We developed binomial N-mixture occupancy models, in which we estimated abundance and detectability as a function of site-specific and survey-specific covariates using the log link function (Fiske & Chandler, 2011). Our sampling design considered 521 sites (SPs) in which we recorded the numbers of individuals for each species, considering from 4 to 8 temporal replicates for sites. Observations were generated by a combination of (1) a state process determining abundance (i.e., counts) at each site and (2) a detection process that yields observations conditional on the state process (MacKenzie et al., 2002; Royle, 2004; Kéry, Royle, & Schmid, 2005).
Given the large number of potential candidate models to evaluate abundance and detection probabilities, model fitting was conducted following a two-phase approach. First, we performed model selection for detectability models in a hierarchical process considering all the possible combinations of the survey-specific covariates, including the null model, and keeping the abundance component constant; second, we performed abundance model selection in a hierarchical process considering all the possible combinations of the site-specific covariates, keeping the component for detection probability constant (Comte & Grenouillet, 2013). For abundance models, we rescaled the variables by subtracting the mean and dividing by the standard deviation (Hedlin & Franke, 2017) and we considered the quadratic function of the urban area (URB˄2). Finally, we performed model selection with the combination of the best detectability and abundance models.

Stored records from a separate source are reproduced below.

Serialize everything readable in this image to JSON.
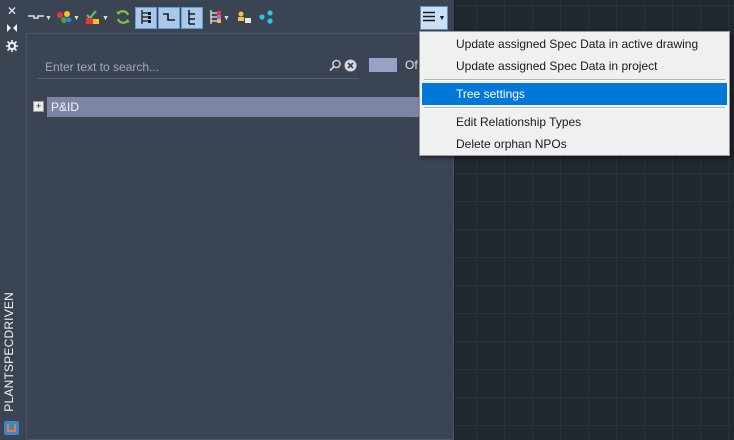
{
  "side_strip": {
    "title": "PLANTSPECDRIVEN",
    "buttons": [
      "close-icon",
      "auto-hide-icon",
      "properties-icon"
    ]
  },
  "toolbar": {
    "tools": [
      "connector-style-icon",
      "color-dots-icon",
      "validate-check-icon",
      "refresh-icon",
      "tree-view-icon",
      "flat-view-icon",
      "indent-view-icon",
      "hierarchy-options-icon",
      "assign-user-icon",
      "network-icon"
    ],
    "menu_icon": "hamburger-icon"
  },
  "search": {
    "placeholder": "Enter text to search...",
    "value": ""
  },
  "filter": {
    "label": "Of"
  },
  "tree": {
    "items": [
      {
        "label": "P&ID",
        "expander": "+"
      }
    ]
  },
  "dropdown": {
    "items": [
      {
        "label": "Update assigned Spec Data in active drawing"
      },
      {
        "label": "Update assigned Spec Data in project"
      },
      {
        "label": "Tree settings",
        "highlighted": true
      },
      {
        "label": "Edit Relationship Types"
      },
      {
        "label": "Delete orphan NPOs"
      }
    ]
  },
  "colors": {
    "panel": "#3b4453",
    "canvas": "#212830",
    "highlight": "#0078d7",
    "tree_selection": "#7d85a6"
  }
}
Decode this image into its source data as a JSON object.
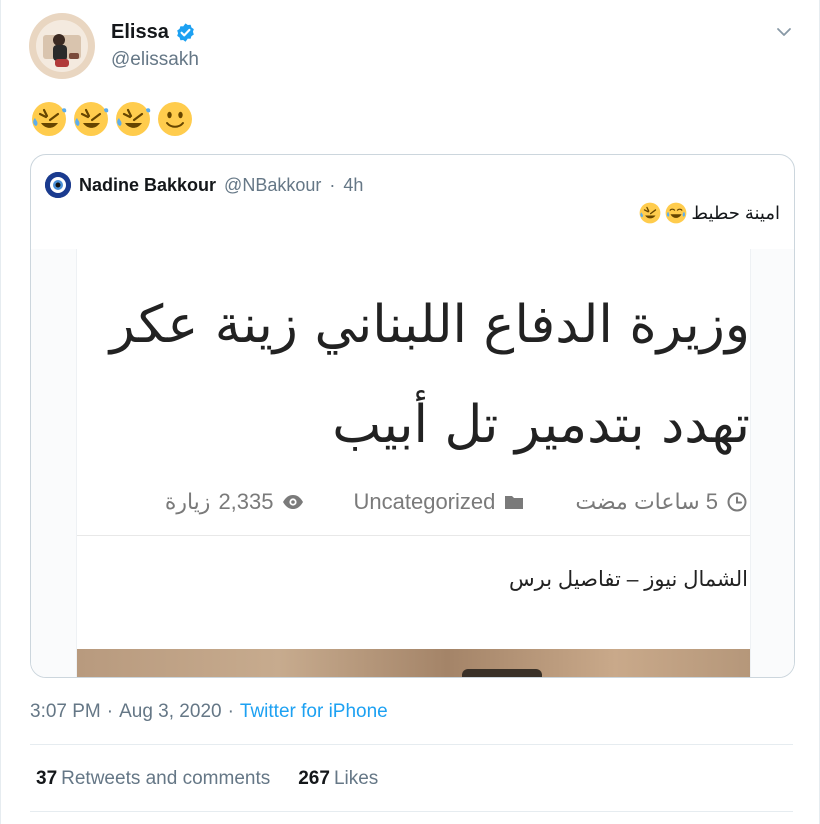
{
  "author": {
    "name": "Elissa",
    "handle": "@elissakh",
    "verified": true
  },
  "tweet": {
    "emojis": [
      "rofl-emoji",
      "rofl-emoji",
      "rofl-emoji",
      "slightly-smiling-emoji"
    ]
  },
  "quote": {
    "name": "Nadine Bakkour",
    "handle": "@NBakkour",
    "separator": "·",
    "age": "4h",
    "text": "امينة حطيط",
    "text_emojis": [
      "rofl-emoji",
      "joy-emoji"
    ],
    "article": {
      "headline": "وزيرة الدفاع اللبناني زينة عكر تهدد بتدمير تل أبيب",
      "time": "5 ساعات مضت",
      "category": "Uncategorized",
      "views_count": "2,335",
      "views_label": "زيارة",
      "source": "الشمال نيوز – تفاصيل برس"
    }
  },
  "footer": {
    "time": "3:07 PM",
    "dot1": "·",
    "date": "Aug 3, 2020",
    "dot2": "·",
    "client": "Twitter for iPhone",
    "retweets_count": "37",
    "retweets_label": "Retweets and comments",
    "likes_count": "267",
    "likes_label": "Likes"
  },
  "colors": {
    "accent": "#1da1f2",
    "secondary_text": "#657786",
    "border": "#e6ecf0"
  }
}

Models were ranked using the difference in Akaike’s information criterion (Δ AIC) between each model and the best model supported (i.e., the model with the smallest AIC; Burnham & Anderson, 2002). We used the pcount function from the unmarked package (Fiske & Chandler, 2011), considering latent abundance as a Poisson distribution, and detectability as binomial distribution, as well as the identifiability problems described by Kéry (2018). We generated abundance maps of the species in R using the package “raster” (https://CRAN.R-project.org/package=raster).